The crash, which occurred near Google's headquarters on 14 February 2016, is the first incident in which an autonomous vehicle is believed to have been partly the cause of an accident.
California's department of motor vehicles posted an accident report yesterday in which it described how the autonomous car "had come to a stop" on a busy road to traverse sandbags "positioned around a storm drain that were blocking its path".
"When the light turned green [at the intersection], traffic in the lane continued past the Google AV," continues the report. "A public transit bus was approaching from behind."
"The Google AV test driver saw the bus approaching in the left side mirror but believed the bus would stop. Approximately three seconds later, as the Google AV was re-entering the centre of the lane it made contact with the side of the bus."
Google's self-driving vehicle was operating in autonomous mode at the moment of impact and travelling at less than two miles per hour. The bus was travelling at 15 miles per hour. No injuries were reported.
The news of the crash comes just weeks after Google's self-driving car system became the first non-human to be recognised as a driver in the US. Recognition from the US National Highway Traffic Safety Administration was seen as a first step towards changing the law for cars that have "no need for a human driver".
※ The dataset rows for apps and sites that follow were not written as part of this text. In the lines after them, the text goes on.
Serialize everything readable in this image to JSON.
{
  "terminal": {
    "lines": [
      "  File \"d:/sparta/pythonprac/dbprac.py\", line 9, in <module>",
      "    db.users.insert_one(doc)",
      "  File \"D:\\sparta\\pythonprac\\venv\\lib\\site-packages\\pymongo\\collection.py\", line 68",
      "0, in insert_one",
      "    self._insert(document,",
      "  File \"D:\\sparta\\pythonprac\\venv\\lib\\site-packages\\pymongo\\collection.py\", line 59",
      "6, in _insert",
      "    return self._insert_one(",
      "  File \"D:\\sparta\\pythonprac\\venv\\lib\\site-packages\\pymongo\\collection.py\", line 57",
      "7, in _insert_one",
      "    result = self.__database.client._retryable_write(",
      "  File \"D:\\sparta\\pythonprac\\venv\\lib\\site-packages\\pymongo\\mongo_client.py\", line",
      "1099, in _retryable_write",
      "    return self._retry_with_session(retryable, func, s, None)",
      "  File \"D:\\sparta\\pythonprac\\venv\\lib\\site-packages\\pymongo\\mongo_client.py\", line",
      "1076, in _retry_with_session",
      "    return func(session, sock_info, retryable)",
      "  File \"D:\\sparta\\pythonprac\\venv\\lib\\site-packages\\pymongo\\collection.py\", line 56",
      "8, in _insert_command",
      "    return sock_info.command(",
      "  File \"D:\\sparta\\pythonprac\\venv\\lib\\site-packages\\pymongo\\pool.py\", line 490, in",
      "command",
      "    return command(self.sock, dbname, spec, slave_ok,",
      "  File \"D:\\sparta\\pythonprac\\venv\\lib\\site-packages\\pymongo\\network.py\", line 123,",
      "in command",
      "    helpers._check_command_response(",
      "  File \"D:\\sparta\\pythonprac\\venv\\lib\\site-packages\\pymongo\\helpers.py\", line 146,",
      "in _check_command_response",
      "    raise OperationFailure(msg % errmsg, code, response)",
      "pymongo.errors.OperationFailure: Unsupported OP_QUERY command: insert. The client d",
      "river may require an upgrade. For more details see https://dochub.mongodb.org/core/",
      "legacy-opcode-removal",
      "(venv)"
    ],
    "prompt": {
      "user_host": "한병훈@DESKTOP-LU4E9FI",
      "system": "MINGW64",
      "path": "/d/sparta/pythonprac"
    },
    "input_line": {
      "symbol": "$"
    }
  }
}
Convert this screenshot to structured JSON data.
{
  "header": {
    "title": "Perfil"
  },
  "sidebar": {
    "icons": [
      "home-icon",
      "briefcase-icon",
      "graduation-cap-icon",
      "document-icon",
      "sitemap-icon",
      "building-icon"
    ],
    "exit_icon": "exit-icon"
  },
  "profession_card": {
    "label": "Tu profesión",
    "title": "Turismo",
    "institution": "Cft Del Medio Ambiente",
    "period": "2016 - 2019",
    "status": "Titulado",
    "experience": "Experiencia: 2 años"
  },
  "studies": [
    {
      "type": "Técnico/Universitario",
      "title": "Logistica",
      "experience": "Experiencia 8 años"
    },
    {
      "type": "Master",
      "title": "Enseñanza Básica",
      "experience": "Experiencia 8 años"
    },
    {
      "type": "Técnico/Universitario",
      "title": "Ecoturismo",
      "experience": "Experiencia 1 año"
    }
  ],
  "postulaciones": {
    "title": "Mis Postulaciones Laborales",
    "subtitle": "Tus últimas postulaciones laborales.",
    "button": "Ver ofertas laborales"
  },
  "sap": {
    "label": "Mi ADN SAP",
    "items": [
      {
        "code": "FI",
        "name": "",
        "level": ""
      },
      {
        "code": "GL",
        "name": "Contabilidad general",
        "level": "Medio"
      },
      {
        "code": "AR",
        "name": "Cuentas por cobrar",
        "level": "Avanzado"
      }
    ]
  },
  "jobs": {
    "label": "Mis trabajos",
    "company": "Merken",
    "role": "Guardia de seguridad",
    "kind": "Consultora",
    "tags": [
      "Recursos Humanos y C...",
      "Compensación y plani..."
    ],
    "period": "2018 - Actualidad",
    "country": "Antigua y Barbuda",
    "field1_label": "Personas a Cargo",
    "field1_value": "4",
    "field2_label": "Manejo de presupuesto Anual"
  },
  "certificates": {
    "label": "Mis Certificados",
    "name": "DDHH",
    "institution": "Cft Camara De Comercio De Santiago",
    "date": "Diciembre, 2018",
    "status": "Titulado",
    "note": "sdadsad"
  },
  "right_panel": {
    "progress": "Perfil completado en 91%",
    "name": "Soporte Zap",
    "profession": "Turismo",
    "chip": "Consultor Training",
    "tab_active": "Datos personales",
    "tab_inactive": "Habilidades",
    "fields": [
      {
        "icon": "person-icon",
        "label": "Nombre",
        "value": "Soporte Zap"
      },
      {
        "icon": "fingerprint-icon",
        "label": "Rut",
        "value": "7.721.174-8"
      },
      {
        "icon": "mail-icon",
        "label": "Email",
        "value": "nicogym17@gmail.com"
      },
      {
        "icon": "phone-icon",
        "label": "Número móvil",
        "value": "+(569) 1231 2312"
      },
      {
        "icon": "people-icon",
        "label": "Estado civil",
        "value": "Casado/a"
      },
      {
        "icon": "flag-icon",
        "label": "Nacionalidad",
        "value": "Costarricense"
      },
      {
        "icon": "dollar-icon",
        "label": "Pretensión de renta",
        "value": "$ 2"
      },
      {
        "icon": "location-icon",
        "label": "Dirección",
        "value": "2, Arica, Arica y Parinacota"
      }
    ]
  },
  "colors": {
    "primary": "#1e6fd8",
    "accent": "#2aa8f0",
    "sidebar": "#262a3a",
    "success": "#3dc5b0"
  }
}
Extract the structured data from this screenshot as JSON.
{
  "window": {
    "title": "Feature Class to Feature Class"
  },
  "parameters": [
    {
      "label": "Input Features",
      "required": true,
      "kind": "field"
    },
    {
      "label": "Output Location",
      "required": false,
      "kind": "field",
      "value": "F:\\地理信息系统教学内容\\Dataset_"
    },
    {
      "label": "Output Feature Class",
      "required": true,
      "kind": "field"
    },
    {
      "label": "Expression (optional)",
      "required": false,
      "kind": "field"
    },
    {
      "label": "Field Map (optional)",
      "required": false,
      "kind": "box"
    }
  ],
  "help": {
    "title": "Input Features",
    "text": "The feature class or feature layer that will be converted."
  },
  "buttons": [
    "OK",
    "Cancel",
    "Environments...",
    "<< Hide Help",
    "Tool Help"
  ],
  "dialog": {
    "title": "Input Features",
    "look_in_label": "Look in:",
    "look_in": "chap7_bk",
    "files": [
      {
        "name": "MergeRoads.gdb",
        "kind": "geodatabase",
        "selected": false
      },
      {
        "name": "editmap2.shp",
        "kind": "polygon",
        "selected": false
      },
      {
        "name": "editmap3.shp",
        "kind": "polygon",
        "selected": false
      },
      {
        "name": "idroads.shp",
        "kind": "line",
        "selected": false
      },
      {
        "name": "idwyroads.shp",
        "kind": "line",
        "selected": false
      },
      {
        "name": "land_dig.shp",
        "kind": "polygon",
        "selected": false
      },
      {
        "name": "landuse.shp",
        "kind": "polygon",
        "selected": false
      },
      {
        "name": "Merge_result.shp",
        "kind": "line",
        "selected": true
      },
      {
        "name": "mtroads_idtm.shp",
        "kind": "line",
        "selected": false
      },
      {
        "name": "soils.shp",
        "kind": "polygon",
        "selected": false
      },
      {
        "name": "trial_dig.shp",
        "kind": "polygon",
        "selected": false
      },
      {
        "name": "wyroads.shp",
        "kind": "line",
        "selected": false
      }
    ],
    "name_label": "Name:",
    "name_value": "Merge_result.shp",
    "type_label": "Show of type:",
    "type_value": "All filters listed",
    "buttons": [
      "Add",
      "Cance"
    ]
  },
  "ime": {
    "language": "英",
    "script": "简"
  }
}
The recognition of Google's autonomous computer as a driver could form the legal basis for establishing liability in the event of accidents involving self-driving cars. However, the recent collision could hold this process back and represents what is widely believed to be the biggest challenge faced by proponents of driverless technology: legal liability.
Despite admitting that its self-driving vehicle was partly responsible for the recent incident, Google ardently stressed the bus driver's role in the crash too.
"Our car had detected the approaching bus, but predicted that it would yield to us because we were ahead of it," said Google. "This is a classic example of the negotiation that's a normal part of driving – we're all trying to predict each other's movements."
"In this case, we clearly bear some responsibility, because if our car hadn't moved there wouldn't have been a collision."
Google has since reviewed the incident in its simulator and made updates to its software to make crashes less likely in the future.
"From now on, our cars will more deeply understand that busses (and other large vehicles) are less likely to yield to us than other types of vehicles, and we hope to handle situations like this more gracefully in the future."